I looked back at this post and realized I’ve been working on these quilts since August.

Really, I had lost track of time.


These quilts pushed me as a quilter. I started with a tiny idea, for some paper-pieced improv chevron blocks. I pulled some fabric; my friends and I changed our minds; I puttered and thought and hemmed and hawed. I don’t usually make quilts without patterns, you see, and starting these was a creative free-fall.


What if I ran out of fabric? Chicopee is still fairly easy to find but…what if it stopped being easy to find, right at the wrong moment? What if the block design was splitty and unstable? What if it all just looked like crap? What if I couldn’t finish them on time? What if I didn’t make them big enough? (I’m still a little nervous on that count. These suckers shrank big-time when I washed them, so they’re cutting it close width-wise.)

And then the even more insidious worries, like, what if I think I’m being creative and original and really I just saw something like this on the internet, forgot, and then regurgitated it. What if my friends say they like them and really, they don’t.


So, to me, these quilts have ended up being about me as a creator. About pushing aside those evil voices that nag at you when you’re working–voices that sometimes make you put down your work in discouragement.


I’ll be pleased to make a couple of quilts from patterns as my “next things,” but these have taught me that I can make something wild and beautiful that comes out of my own head. I can trust myself to do the quilt math, and make all the blocks, and do 20 hours of straight-line quilting, and produce quilted work that I’m very proud of.

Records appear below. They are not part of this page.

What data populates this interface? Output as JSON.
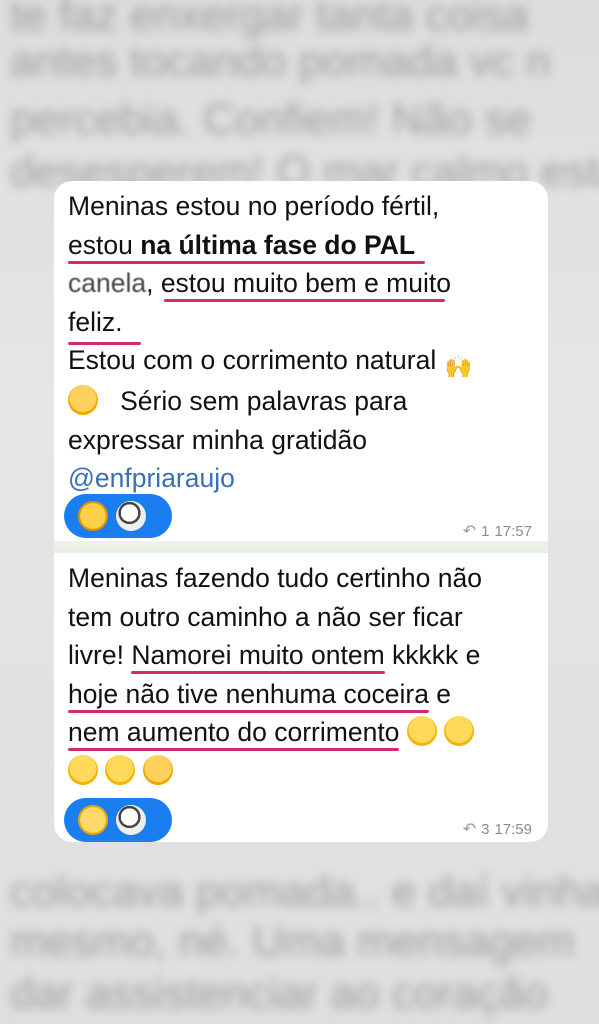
{
  "background_lines": [
    "te faz enxergar tanta coisa",
    "antes tocando pomada vc n",
    "percebia. Confiem! Não se",
    "desesperem! O mar calmo está",
    "colocava pomada.. e daí vinha",
    "mesmo, né. Uma mensagem",
    "dar assistenciar ao coração"
  ],
  "messages": [
    {
      "line1": "Meninas estou no período fértil,",
      "line2_a": "estou ",
      "line2_bold": "na última fase do PAL",
      "line3_cut": "canela",
      "line3_rest": ", estou muito bem e muito",
      "line4": "feliz.",
      "line5": "Estou com o corrimento natural",
      "line6": "Sério sem palavras para",
      "line7": "expressar minha gratidão",
      "mention": "@enfpriaraujo",
      "reply_count": "1",
      "time": "17:57"
    },
    {
      "line1": "Meninas fazendo tudo certinho não",
      "line2": "tem outro caminho a não ser ficar",
      "line3_a": "livre! ",
      "line3_u": "Namorei muito ontem",
      "line3_b": " kkkkk e",
      "line4_u": "hoje não tive nenhuma coceira",
      "line4_b": " e",
      "line5_u": "nem aumento do corrimento",
      "reply_count": "3",
      "time": "17:59"
    }
  ],
  "colors": {
    "underline": "#d32a6f",
    "mention": "#3b6fb6",
    "reaction_bg": "#1a7df0"
  },
  "icons": [
    "raised-hands-icon",
    "smiling-face-icon",
    "starstruck-face-icon",
    "face-with-hearts-icon",
    "soccer-ball-icon",
    "clapping-hands-icon",
    "reply-arrow-icon"
  ]
}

I’ll be mailing my big babies off on Monday, to make my friends’ home a little warmer for Thanksgiving guests. I couldn’t be gladder that I took on this challenge–and I couldn’t be prouder of the results.